The last two weeks have been a bit of a break for a change, after what I can only call one of the best years ever for The GATE. There were highs and lows, but most of all, I just feel very thankful.
Hustlers has been one of 2019’s most talked about films, and it’s started a number of conversations that dig deeper than just the crime-driven story, but the glitz, glam, and attitude sure don’t hurt either.
Joker, director and co-writer Todd Phillips’ dark and violent attempt to tell the origin story of one of the nastiest comic book villains of all time, is, like the character at the centre of it all, hard to define, but leaves an indelible impression.
Not much more than another standard tale of a young person learning to get over a tragic loss and believe in themselves through the help of a magical creature, Abominable doesn’t break any new ground in animated storytelling whatsoever, but at least it’s cute, enjoyable, and has a lot of heart.
Swerving around many of the cliched potholes modern day biopics about famous performers all too frequently and gleefully drive over at full speed, Judy smartly profiles its larger-than-life subject and talent at a couple of fixed, well chosen points in time rather than mounting a standard riches to rags tale.
Once Were Brothers: Robbie Robertson and The Band – which recently became the first ever Canadian documentary to open the Toronto International Film Festival – is a one-sided, boilerplate, but somewhat personable look at one of rock and roll’s most divisive figures.
Austere and restrained almost to a fault, the Danish thriller and family drama Resin is a fairly forgettable tale told with plenty of brooding style, great performances, and not much else worth recommending.
Hustlers is a real gem.
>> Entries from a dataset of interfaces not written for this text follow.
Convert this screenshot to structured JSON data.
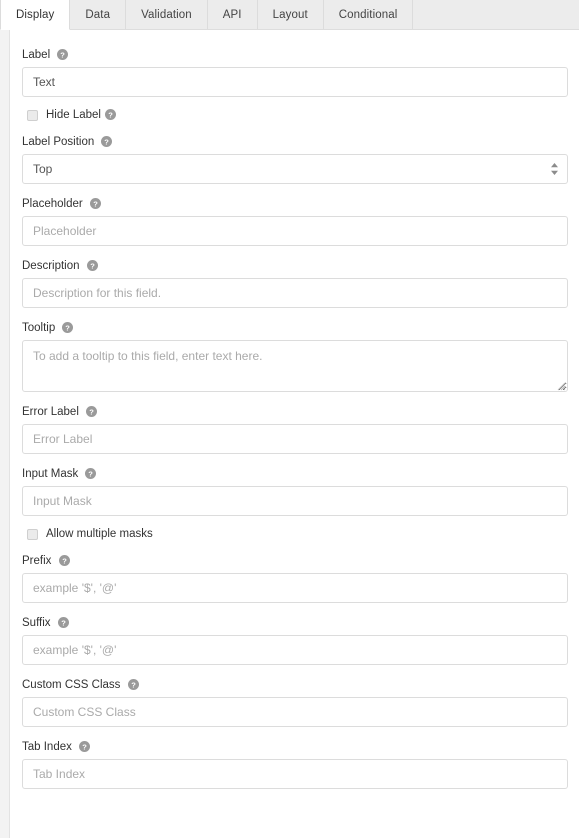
{
  "tabs": [
    {
      "id": "display",
      "label": "Display",
      "active": true
    },
    {
      "id": "data",
      "label": "Data",
      "active": false
    },
    {
      "id": "validation",
      "label": "Validation",
      "active": false
    },
    {
      "id": "api",
      "label": "API",
      "active": false
    },
    {
      "id": "layout",
      "label": "Layout",
      "active": false
    },
    {
      "id": "conditional",
      "label": "Conditional",
      "active": false
    }
  ],
  "icons": {
    "help": "question-circle-icon",
    "select_stepper": "stepper-up-down-icon",
    "resize_grip": "resize-handle-icon"
  },
  "colors": {
    "tabbar_bg": "#ececec",
    "active_tab_bg": "#ffffff",
    "border": "#dcdcdc",
    "label_text": "#333333",
    "input_text": "#555555",
    "placeholder_text": "#aaaaaa",
    "help_icon": "#9a9a9a",
    "checkbox_bg": "#ebebeb"
  },
  "fields": {
    "label": {
      "label": "Label",
      "has_help": true,
      "value": "Text",
      "placeholder": ""
    },
    "hide_label": {
      "label": "Hide Label",
      "has_help": true,
      "checked": false
    },
    "label_position": {
      "label": "Label Position",
      "has_help": true,
      "value": "Top",
      "options": [
        "Top"
      ]
    },
    "placeholder": {
      "label": "Placeholder",
      "has_help": true,
      "value": "",
      "placeholder": "Placeholder"
    },
    "description": {
      "label": "Description",
      "has_help": true,
      "value": "",
      "placeholder": "Description for this field."
    },
    "tooltip": {
      "label": "Tooltip",
      "has_help": true,
      "value": "",
      "placeholder": "To add a tooltip to this field, enter text here."
    },
    "error_label": {
      "label": "Error Label",
      "has_help": true,
      "value": "",
      "placeholder": "Error Label"
    },
    "input_mask": {
      "label": "Input Mask",
      "has_help": true,
      "value": "",
      "placeholder": "Input Mask"
    },
    "allow_multiple_masks": {
      "label": "Allow multiple masks",
      "has_help": false,
      "checked": false
    },
    "prefix": {
      "label": "Prefix",
      "has_help": true,
      "value": "",
      "placeholder": "example '$', '@'"
    },
    "suffix": {
      "label": "Suffix",
      "has_help": true,
      "value": "",
      "placeholder": "example '$', '@'"
    },
    "custom_css_class": {
      "label": "Custom CSS Class",
      "has_help": true,
      "value": "",
      "placeholder": "Custom CSS Class"
    },
    "tab_index": {
      "label": "Tab Index",
      "has_help": true,
      "value": "",
      "placeholder": "Tab Index"
    }
  }
}
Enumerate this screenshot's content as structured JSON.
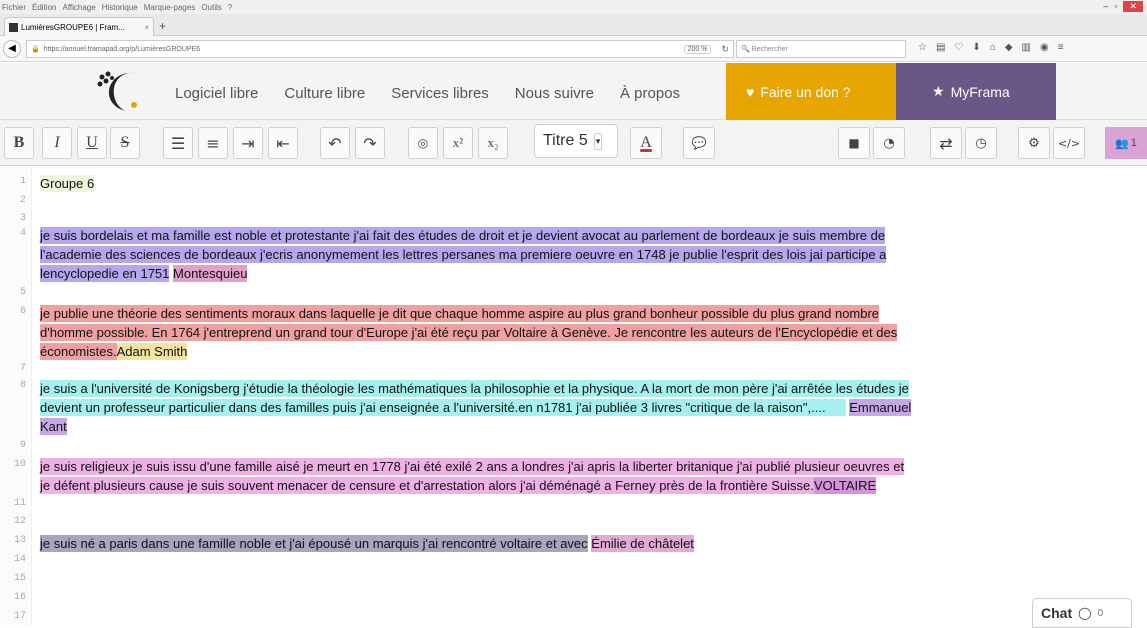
{
  "menubar": {
    "items": [
      "Fichier",
      "Édition",
      "Affichage",
      "Historique",
      "Marque-pages",
      "Outils",
      "?"
    ]
  },
  "tab": {
    "title": "LumièresGROUPE6 | Fram...",
    "close": "×",
    "new": "+"
  },
  "url": {
    "value": "https://annuel.framapad.org/p/LumièresGROUPE6",
    "zoom": "200 %",
    "search_placeholder": "Rechercher"
  },
  "nav": {
    "links": [
      "Logiciel libre",
      "Culture libre",
      "Services libres",
      "Nous suivre",
      "À propos"
    ],
    "don": "Faire un don ?",
    "myframa": "MyFrama"
  },
  "toolbar": {
    "bold": "B",
    "italic": "I",
    "underline": "U",
    "strike": "S",
    "heading": "Titre 5",
    "sup": "x²",
    "sub": "x₂",
    "users_count": "1"
  },
  "colors": {
    "don": "#e6a500",
    "myframa": "#6a5687"
  },
  "doc": {
    "line1": "Groupe 6",
    "p2a": "je suis bordelais et ma famille est noble et protestante j'ai fait des études de droit et je devient avocat au parlement de bordeaux je suis membre de",
    "p2b": "l'academie des sciences de bordeaux j'ecris anonymement les lettres persanes ma premiere oeuvre en 1748 je publie l'esprit des lois jai participe a",
    "p2c": "lencyclopedie en 1751",
    "p2name": "Montesquieu",
    "p3a": "je publie une théorie des sentiments moraux dans laquelle je dit que chaque homme aspire au plus grand bonheur possible du plus grand nombre",
    "p3b": "d'homme possible. En 1764 j'entreprend un grand tour d'Europe j'ai été reçu par Voltaire à Genève. Je rencontre les auteurs de l'Encyclopédie et des",
    "p3c": "économistes.",
    "p3name": "Adam Smith",
    "p4a": "je suis a l'université de Konigsberg j'étudie la théologie les mathématiques la philosophie et la physique. A la mort de mon père j'ai arrêtée les études je",
    "p4b": "devient un professeur particulier dans des familles puis j'ai enseignée a l'université.en n1781 j'ai publiée 3 livres \"critique de la raison\",....",
    "p4name1": "Emmanuel",
    "p4name2": "Kant",
    "p5a": "je suis religieux je suis issu d'une famille aisé je meurt en 1778 j'ai été exilé 2 ans a londres j'ai apris la liberter britanique j'ai publié plusieur oeuvres et",
    "p5b": "je défent plusieurs cause je suis souvent menacer de censure et d'arrestation alors j'ai déménagé a Ferney près de la frontière Suisse.",
    "p5name": "VOLTAIRE",
    "p6a": "je suis né a paris dans une famille noble et j'ai épousé un marquis j'ai rencontré voltaire et avec",
    "p6name": "Émilie de châtelet"
  },
  "line_numbers": [
    "1",
    "2",
    "3",
    "4",
    "5",
    "6",
    "7",
    "8",
    "9",
    "10",
    "11",
    "12",
    "13",
    "14",
    "15",
    "16",
    "17"
  ],
  "chat": {
    "label": "Chat",
    "count": "0"
  }
}
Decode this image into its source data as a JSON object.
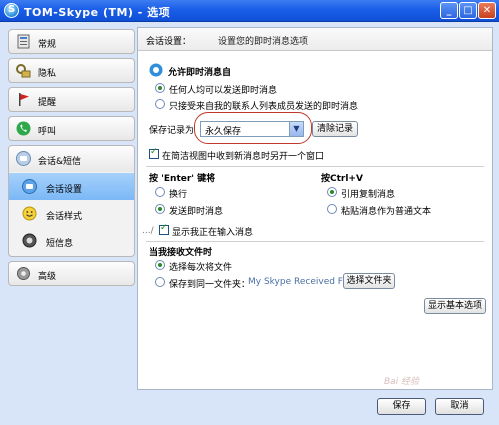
{
  "window": {
    "title": "TOM-Skype (TM) - 选项",
    "minimize": "_",
    "maximize": "□",
    "close": "✕"
  },
  "sidebar": {
    "items": [
      {
        "label": "常规",
        "icon": "general-icon"
      },
      {
        "label": "隐私",
        "icon": "privacy-lock-icon"
      },
      {
        "label": "提醒",
        "icon": "flag-icon"
      },
      {
        "label": "呼叫",
        "icon": "phone-icon"
      },
      {
        "label": "会话&短信",
        "icon": "chat-icon"
      },
      {
        "label": "会话设置",
        "icon": "chat-settings-icon"
      },
      {
        "label": "会话样式",
        "icon": "smiley-icon"
      },
      {
        "label": "短信息",
        "icon": "sms-icon"
      },
      {
        "label": "高级",
        "icon": "gear-icon"
      }
    ]
  },
  "main": {
    "header_label": "会话设置：",
    "header_desc": "设置您的即时消息选项",
    "allow_title": "允许即时消息自",
    "allow_options": [
      "任何人均可以发送即时消息",
      "只接受来自我的联系人列表成员发送的即时消息"
    ],
    "save_history_label": "保存记录为",
    "save_history_value": "永久保存",
    "clear_history_button": "清除记录",
    "new_window_check": "在简洁视图中收到新消息时另开一个窗口",
    "enter_title": "按 'Enter' 键将",
    "enter_options": [
      "换行",
      "发送即时消息"
    ],
    "ctrlv_title": "按Ctrl+V",
    "ctrlv_options": [
      "引用复制消息",
      "粘贴消息作为普通文本"
    ],
    "typing_check": "显示我正在输入消息",
    "file_title": "当我接收文件时",
    "file_options": [
      "选择每次将文件",
      "保存到同一文件夹："
    ],
    "file_folder": "My Skype Received Files",
    "choose_folder_button": "选择文件夹",
    "show_basic_button": "显示基本选项",
    "typing_marker": ".../"
  },
  "footer": {
    "save": "保存",
    "cancel": "取消"
  },
  "watermark": "Bai 经验"
}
The film is star-studded, earnest and heartfelt, and it’s also a crime-drama about a group of women hustling Wall Street scumbags.
Adapting something as sprawling, highly detailed, strange, and twisty as Donna Tartt’s Pulitzer Prize winning 2014 novel The Goldfinch for the big screen might’ve been an impossible task for anyone to attempt, but director John Crowley and screenwriter Peter Straughan certainly give their all with this uneven, sometimes bizarre, but never boring literary epic.
The German domestic thriller Pelican Blood starts off by employing a more psychologically based approach to a Bad Seed story of a child with violent impulses, but quickly devolves into monotony and cliches, despite the best efforts of all involved.